Work task:
Report, word for word, every line of the material that contains "remaining".

Records supplied:
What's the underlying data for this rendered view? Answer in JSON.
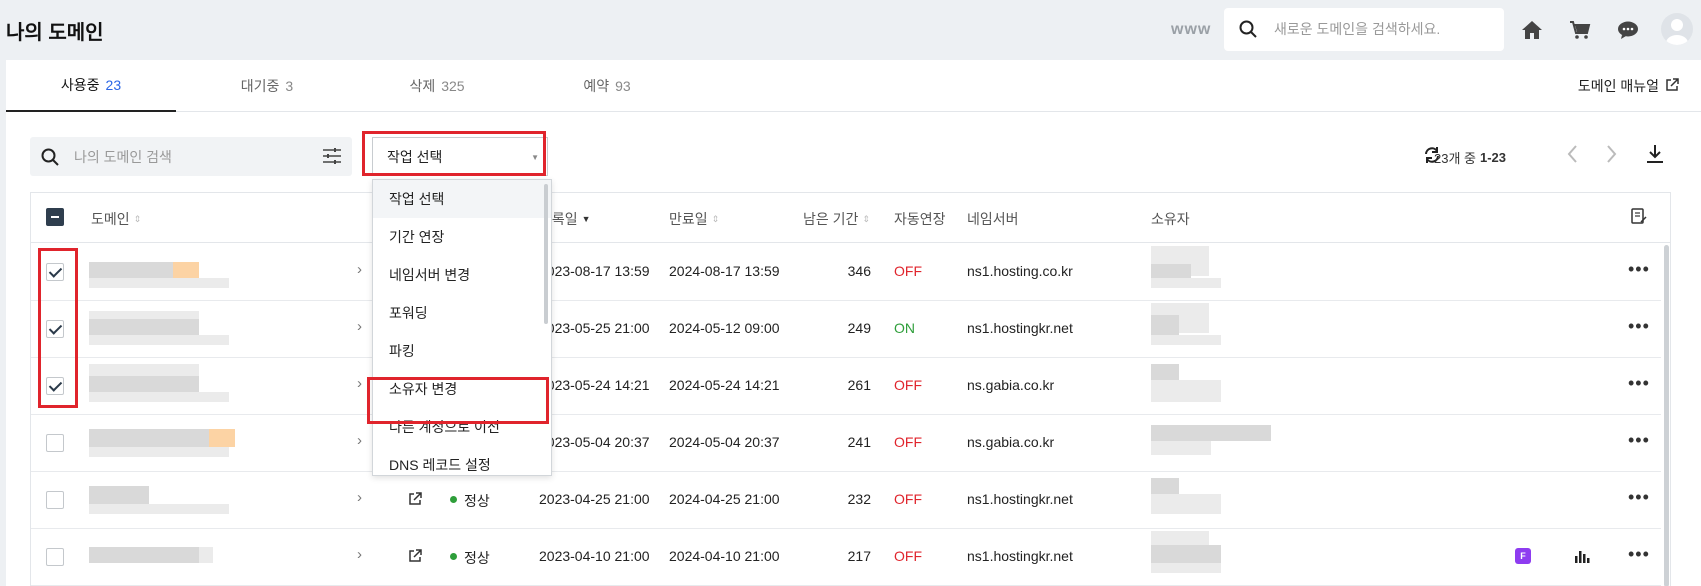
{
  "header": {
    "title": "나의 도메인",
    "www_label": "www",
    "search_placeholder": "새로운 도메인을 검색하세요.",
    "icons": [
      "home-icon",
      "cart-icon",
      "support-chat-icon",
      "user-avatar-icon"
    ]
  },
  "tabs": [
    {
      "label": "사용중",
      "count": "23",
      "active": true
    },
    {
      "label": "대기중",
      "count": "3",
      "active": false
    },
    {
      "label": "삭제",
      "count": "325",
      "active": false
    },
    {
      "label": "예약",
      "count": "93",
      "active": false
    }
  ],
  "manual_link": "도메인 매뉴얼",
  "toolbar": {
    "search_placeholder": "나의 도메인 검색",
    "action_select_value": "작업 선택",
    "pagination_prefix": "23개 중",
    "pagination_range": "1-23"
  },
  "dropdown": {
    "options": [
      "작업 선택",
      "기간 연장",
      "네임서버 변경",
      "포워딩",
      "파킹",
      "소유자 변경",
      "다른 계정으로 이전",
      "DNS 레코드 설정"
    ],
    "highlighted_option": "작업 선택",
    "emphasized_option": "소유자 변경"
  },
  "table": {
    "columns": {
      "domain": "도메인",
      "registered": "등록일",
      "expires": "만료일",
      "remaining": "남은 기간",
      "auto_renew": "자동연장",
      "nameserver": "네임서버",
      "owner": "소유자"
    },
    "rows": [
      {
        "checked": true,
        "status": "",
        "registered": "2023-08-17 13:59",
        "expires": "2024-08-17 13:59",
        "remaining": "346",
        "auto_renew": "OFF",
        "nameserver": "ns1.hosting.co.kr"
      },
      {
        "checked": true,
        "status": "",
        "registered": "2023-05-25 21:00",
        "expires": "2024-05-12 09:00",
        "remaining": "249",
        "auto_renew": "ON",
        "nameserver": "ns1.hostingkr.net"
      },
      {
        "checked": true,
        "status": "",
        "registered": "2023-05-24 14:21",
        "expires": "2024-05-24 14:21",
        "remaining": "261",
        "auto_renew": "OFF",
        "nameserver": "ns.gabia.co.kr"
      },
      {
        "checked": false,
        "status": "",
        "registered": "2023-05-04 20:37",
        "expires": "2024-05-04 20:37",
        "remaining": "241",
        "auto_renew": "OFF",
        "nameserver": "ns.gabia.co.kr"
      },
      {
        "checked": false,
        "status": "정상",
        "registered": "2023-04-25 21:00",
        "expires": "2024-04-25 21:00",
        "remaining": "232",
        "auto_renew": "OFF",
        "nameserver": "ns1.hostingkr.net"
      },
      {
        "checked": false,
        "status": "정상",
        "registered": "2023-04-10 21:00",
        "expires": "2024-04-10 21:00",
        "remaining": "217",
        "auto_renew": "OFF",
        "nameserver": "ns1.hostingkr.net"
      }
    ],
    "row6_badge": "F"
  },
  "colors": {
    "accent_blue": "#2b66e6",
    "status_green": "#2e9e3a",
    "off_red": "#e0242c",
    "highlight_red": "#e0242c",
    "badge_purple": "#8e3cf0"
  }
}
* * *
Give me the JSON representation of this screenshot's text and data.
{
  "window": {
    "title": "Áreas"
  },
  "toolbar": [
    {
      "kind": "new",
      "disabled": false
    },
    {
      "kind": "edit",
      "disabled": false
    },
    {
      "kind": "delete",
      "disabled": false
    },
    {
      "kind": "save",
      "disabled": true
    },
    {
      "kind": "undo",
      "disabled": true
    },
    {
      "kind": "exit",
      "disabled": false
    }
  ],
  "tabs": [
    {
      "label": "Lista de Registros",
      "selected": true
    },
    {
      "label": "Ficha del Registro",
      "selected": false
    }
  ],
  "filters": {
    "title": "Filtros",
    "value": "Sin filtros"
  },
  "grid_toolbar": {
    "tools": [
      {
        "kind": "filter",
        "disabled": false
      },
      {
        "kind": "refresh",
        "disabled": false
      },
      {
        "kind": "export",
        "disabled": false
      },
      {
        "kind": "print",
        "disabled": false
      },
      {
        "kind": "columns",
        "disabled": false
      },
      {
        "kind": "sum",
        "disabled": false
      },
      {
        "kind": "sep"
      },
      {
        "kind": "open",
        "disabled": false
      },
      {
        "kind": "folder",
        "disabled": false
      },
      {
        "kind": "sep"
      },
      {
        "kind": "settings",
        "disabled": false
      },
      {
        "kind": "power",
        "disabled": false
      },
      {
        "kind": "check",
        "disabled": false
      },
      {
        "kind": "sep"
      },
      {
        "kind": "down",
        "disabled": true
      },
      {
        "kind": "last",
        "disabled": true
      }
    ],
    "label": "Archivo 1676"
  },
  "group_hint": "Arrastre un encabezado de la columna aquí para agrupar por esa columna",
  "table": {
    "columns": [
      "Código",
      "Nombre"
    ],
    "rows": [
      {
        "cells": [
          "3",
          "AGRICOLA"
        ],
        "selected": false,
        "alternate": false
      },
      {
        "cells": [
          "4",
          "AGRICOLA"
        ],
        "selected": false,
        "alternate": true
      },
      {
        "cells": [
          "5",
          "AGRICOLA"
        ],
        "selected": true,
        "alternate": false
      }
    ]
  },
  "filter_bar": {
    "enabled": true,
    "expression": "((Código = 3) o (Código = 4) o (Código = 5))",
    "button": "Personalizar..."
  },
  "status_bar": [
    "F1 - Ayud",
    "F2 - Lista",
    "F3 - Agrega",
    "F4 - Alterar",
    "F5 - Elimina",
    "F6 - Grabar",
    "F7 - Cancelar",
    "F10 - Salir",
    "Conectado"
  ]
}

Expected answer:
      "remaining": "남은 기간",
        "remaining": "346",
        "remaining": "249",
        "remaining": "261",
        "remaining": "241",
        "remaining": "232",
        "remaining": "217",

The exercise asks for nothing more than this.